What you have to do:
Task for the records below: count the lines that contain the word "label" and give only that number.

:: Information provided

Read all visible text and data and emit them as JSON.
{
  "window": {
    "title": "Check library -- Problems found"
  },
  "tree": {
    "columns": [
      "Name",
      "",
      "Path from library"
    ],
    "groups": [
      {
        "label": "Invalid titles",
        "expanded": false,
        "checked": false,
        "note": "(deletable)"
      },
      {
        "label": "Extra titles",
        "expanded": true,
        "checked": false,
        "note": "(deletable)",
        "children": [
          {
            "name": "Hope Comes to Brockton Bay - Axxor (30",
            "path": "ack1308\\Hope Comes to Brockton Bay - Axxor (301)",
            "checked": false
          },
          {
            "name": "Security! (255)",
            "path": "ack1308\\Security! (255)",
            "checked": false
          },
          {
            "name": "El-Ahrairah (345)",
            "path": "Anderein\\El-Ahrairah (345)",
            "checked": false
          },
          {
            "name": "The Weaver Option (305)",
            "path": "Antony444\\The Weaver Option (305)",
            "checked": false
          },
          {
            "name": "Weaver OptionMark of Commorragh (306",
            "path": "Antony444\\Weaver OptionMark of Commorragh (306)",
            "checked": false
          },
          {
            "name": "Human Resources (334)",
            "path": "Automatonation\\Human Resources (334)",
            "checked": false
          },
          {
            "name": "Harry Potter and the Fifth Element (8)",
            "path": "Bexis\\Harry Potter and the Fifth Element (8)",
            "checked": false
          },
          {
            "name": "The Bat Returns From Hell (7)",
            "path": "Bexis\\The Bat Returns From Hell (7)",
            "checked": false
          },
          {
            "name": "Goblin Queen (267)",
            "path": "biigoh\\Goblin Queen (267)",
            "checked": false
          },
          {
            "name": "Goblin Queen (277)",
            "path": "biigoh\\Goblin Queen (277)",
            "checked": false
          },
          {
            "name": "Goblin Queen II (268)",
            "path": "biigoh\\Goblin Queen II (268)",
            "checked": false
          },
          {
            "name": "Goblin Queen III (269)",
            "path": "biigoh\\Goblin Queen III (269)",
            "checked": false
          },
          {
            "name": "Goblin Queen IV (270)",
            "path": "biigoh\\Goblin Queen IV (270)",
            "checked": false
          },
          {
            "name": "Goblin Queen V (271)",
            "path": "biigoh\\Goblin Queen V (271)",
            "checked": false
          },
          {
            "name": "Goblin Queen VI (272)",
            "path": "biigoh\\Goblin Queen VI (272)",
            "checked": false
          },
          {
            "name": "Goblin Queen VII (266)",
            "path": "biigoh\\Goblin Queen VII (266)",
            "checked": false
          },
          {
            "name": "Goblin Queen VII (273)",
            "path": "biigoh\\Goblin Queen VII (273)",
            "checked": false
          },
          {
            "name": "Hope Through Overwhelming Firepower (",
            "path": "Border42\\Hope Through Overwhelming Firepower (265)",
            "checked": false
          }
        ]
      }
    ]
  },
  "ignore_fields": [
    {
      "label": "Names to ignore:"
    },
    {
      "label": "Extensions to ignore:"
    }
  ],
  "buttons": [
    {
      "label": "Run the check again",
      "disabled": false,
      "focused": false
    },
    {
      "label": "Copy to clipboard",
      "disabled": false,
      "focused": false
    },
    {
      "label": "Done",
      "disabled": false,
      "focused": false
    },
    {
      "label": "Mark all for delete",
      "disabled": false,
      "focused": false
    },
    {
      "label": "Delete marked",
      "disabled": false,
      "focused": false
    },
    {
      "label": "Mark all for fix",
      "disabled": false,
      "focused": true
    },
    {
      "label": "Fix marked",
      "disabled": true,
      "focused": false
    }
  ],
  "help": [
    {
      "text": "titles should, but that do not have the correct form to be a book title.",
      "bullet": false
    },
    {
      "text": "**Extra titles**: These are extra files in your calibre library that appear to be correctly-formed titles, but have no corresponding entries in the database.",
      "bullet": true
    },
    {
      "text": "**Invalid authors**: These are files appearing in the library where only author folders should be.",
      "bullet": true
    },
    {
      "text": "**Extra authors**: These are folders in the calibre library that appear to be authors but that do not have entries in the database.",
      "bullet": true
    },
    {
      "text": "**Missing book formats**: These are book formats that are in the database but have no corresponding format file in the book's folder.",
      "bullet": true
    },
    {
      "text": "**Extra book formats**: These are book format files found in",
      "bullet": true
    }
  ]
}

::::

Response below:
11